■ What the task asks:
Repeat every entry below exactly as given.

*** Entries shown ***

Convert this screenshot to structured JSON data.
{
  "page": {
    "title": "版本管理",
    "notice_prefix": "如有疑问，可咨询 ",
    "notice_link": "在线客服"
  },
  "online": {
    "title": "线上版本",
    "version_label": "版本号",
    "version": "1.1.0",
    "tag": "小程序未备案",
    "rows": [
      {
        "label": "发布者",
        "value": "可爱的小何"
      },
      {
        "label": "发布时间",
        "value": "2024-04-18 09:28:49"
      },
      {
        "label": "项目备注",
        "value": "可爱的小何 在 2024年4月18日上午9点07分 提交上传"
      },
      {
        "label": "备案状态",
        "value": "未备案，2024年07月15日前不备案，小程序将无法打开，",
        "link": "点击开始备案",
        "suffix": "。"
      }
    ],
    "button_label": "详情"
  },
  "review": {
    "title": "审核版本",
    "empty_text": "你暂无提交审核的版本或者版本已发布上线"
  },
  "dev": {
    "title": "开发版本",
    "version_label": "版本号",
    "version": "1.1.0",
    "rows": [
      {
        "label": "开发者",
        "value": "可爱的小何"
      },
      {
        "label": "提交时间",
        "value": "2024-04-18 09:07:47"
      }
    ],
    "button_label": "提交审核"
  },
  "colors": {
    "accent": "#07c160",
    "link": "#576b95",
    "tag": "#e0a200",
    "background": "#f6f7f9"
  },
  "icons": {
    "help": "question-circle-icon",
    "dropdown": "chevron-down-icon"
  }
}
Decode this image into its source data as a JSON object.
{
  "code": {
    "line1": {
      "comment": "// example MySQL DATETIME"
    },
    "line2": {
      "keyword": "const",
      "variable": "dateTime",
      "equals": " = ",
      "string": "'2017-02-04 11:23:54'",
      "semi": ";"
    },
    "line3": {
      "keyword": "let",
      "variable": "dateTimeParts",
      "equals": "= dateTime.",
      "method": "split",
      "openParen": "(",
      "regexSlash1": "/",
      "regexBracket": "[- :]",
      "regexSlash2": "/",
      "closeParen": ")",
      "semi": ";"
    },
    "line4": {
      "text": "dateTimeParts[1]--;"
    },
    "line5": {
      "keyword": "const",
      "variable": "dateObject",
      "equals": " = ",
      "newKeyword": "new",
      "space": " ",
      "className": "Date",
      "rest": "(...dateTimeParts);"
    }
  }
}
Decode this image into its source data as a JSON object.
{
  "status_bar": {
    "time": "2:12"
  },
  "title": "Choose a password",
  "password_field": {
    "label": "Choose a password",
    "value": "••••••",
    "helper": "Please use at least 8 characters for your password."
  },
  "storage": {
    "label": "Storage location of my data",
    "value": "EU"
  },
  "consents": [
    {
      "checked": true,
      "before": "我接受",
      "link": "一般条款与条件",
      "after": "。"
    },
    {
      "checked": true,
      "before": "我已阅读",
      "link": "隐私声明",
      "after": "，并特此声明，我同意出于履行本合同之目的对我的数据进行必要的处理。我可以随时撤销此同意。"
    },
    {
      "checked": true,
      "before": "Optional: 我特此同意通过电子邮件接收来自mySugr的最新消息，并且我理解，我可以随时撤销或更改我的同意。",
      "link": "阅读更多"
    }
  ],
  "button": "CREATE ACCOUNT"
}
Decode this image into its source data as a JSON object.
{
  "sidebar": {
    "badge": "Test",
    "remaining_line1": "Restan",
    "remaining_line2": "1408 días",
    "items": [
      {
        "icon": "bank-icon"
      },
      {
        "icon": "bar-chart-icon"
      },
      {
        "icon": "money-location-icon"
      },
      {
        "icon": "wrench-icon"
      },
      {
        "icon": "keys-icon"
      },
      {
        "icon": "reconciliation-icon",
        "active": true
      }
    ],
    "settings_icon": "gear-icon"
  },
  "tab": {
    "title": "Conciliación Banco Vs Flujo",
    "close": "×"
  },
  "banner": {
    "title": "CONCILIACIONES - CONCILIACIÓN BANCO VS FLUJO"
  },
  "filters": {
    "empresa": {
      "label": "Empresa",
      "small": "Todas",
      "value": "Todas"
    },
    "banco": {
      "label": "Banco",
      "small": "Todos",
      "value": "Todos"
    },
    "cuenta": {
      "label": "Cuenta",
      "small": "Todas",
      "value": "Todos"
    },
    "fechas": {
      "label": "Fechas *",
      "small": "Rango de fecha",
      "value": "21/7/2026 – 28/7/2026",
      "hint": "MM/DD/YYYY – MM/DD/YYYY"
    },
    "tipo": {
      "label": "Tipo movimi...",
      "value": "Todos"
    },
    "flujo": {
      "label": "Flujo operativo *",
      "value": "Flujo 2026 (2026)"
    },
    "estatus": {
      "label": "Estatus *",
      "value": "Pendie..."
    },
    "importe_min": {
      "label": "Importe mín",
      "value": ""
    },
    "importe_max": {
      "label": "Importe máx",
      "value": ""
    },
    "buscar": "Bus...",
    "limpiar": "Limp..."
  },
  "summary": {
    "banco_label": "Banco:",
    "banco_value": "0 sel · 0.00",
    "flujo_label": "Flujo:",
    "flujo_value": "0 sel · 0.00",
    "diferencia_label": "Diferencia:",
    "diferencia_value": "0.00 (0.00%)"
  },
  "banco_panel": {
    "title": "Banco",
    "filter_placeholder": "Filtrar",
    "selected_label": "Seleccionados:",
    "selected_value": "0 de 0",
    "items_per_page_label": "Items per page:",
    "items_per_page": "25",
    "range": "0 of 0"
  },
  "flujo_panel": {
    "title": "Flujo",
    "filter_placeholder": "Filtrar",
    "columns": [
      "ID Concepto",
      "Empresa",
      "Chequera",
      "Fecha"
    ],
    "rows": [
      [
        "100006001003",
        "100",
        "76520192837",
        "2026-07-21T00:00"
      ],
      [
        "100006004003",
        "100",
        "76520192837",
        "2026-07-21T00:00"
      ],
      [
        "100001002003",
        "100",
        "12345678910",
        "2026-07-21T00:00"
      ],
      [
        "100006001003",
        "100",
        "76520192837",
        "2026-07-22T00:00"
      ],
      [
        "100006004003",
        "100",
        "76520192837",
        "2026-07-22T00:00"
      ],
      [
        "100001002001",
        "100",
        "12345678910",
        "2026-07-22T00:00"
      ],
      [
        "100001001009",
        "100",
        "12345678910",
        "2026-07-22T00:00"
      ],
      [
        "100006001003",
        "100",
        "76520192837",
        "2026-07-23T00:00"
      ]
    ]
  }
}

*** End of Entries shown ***

■ Solution for this exercise:
Convert this screenshot to structured JSON data.
{
  "page": {
    "title": "版本管理",
    "notice_prefix": "如有疑问，可咨询 ",
    "notice_link": "在线客服"
  },
  "online": {
    "title": "线上版本",
    "version_label": "版本号",
    "version": "1.1.0",
    "tag": "小程序未备案",
    "rows": [
      {
        "label": "发布者",
        "value": "可爱的小何"
      },
      {
        "label": "发布时间",
        "value": "2024-04-18 09:28:49"
      },
      {
        "label": "项目备注",
        "value": "可爱的小何 在 2024年4月18日上午9点07分 提交上传"
      },
      {
        "label": "备案状态",
        "value": "未备案，2024年07月15日前不备案，小程序将无法打开，",
        "link": "点击开始备案",
        "suffix": "。"
      }
    ],
    "button_label": "详情"
  },
  "review": {
    "title": "审核版本",
    "empty_text": "你暂无提交审核的版本或者版本已发布上线"
  },
  "dev": {
    "title": "开发版本",
    "version_label": "版本号",
    "version": "1.1.0",
    "rows": [
      {
        "label": "开发者",
        "value": "可爱的小何"
      },
      {
        "label": "提交时间",
        "value": "2024-04-18 09:07:47"
      }
    ],
    "button_label": "提交审核"
  },
  "colors": {
    "accent": "#07c160",
    "link": "#576b95",
    "tag": "#e0a200",
    "background": "#f6f7f9"
  },
  "icons": {
    "help": "question-circle-icon",
    "dropdown": "chevron-down-icon"
  }
}
Decode this image into its source data as a JSON object.
{
  "code": {
    "line1": {
      "comment": "// example MySQL DATETIME"
    },
    "line2": {
      "keyword": "const",
      "variable": "dateTime",
      "equals": " = ",
      "string": "'2017-02-04 11:23:54'",
      "semi": ";"
    },
    "line3": {
      "keyword": "let",
      "variable": "dateTimeParts",
      "equals": "= dateTime.",
      "method": "split",
      "openParen": "(",
      "regexSlash1": "/",
      "regexBracket": "[- :]",
      "regexSlash2": "/",
      "closeParen": ")",
      "semi": ";"
    },
    "line4": {
      "text": "dateTimeParts[1]--;"
    },
    "line5": {
      "keyword": "const",
      "variable": "dateObject",
      "equals": " = ",
      "newKeyword": "new",
      "space": " ",
      "className": "Date",
      "rest": "(...dateTimeParts);"
    }
  }
}
Decode this image into its source data as a JSON object.
{
  "status_bar": {
    "time": "2:12"
  },
  "title": "Choose a password",
  "password_field": {
    "label": "Choose a password",
    "value": "••••••",
    "helper": "Please use at least 8 characters for your password."
  },
  "storage": {
    "label": "Storage location of my data",
    "value": "EU"
  },
  "consents": [
    {
      "checked": true,
      "before": "我接受",
      "link": "一般条款与条件",
      "after": "。"
    },
    {
      "checked": true,
      "before": "我已阅读",
      "link": "隐私声明",
      "after": "，并特此声明，我同意出于履行本合同之目的对我的数据进行必要的处理。我可以随时撤销此同意。"
    },
    {
      "checked": true,
      "before": "Optional: 我特此同意通过电子邮件接收来自mySugr的最新消息，并且我理解，我可以随时撤销或更改我的同意。",
      "link": "阅读更多"
    }
  ],
  "button": "CREATE ACCOUNT"
}
Decode this image into its source data as a JSON object.
{
  "sidebar": {
    "badge": "Test",
    "remaining_line1": "Restan",
    "remaining_line2": "1408 días",
    "items": [
      {
        "icon": "bank-icon"
      },
      {
        "icon": "bar-chart-icon"
      },
      {
        "icon": "money-location-icon"
      },
      {
        "icon": "wrench-icon"
      },
      {
        "icon": "keys-icon"
      },
      {
        "icon": "reconciliation-icon",
        "active": true
      }
    ],
    "settings_icon": "gear-icon"
  },
  "tab": {
    "title": "Conciliación Banco Vs Flujo",
    "close": "×"
  },
  "banner": {
    "title": "CONCILIACIONES - CONCILIACIÓN BANCO VS FLUJO"
  },
  "filters": {
    "empresa": {
      "label": "Empresa",
      "small": "Todas",
      "value": "Todas"
    },
    "banco": {
      "label": "Banco",
      "small": "Todos",
      "value": "Todos"
    },
    "cuenta": {
      "label": "Cuenta",
      "small": "Todas",
      "value": "Todos"
    },
    "fechas": {
      "label": "Fechas *",
      "small": "Rango de fecha",
      "value": "21/7/2026 – 28/7/2026",
      "hint": "MM/DD/YYYY – MM/DD/YYYY"
    },
    "tipo": {
      "label": "Tipo movimi...",
      "value": "Todos"
    },
    "flujo": {
      "label": "Flujo operativo *",
      "value": "Flujo 2026 (2026)"
    },
    "estatus": {
      "label": "Estatus *",
      "value": "Pendie..."
    },
    "importe_min": {
      "label": "Importe mín",
      "value": ""
    },
    "importe_max": {
      "label": "Importe máx",
      "value": ""
    },
    "buscar": "Bus...",
    "limpiar": "Limp..."
  },
  "summary": {
    "banco_label": "Banco:",
    "banco_value": "0 sel · 0.00",
    "flujo_label": "Flujo:",
    "flujo_value": "0 sel · 0.00",
    "diferencia_label": "Diferencia:",
    "diferencia_value": "0.00 (0.00%)"
  },
  "banco_panel": {
    "title": "Banco",
    "filter_placeholder": "Filtrar",
    "selected_label": "Seleccionados:",
    "selected_value": "0 de 0",
    "items_per_page_label": "Items per page:",
    "items_per_page": "25",
    "range": "0 of 0"
  },
  "flujo_panel": {
    "title": "Flujo",
    "filter_placeholder": "Filtrar",
    "columns": [
      "ID Concepto",
      "Empresa",
      "Chequera",
      "Fecha"
    ],
    "rows": [
      [
        "100006001003",
        "100",
        "76520192837",
        "2026-07-21T00:00"
      ],
      [
        "100006004003",
        "100",
        "76520192837",
        "2026-07-21T00:00"
      ],
      [
        "100001002003",
        "100",
        "12345678910",
        "2026-07-21T00:00"
      ],
      [
        "100006001003",
        "100",
        "76520192837",
        "2026-07-22T00:00"
      ],
      [
        "100006004003",
        "100",
        "76520192837",
        "2026-07-22T00:00"
      ],
      [
        "100001002001",
        "100",
        "12345678910",
        "2026-07-22T00:00"
      ],
      [
        "100001001009",
        "100",
        "12345678910",
        "2026-07-22T00:00"
      ],
      [
        "100006001003",
        "100",
        "76520192837",
        "2026-07-23T00:00"
      ]
    ]
  }
}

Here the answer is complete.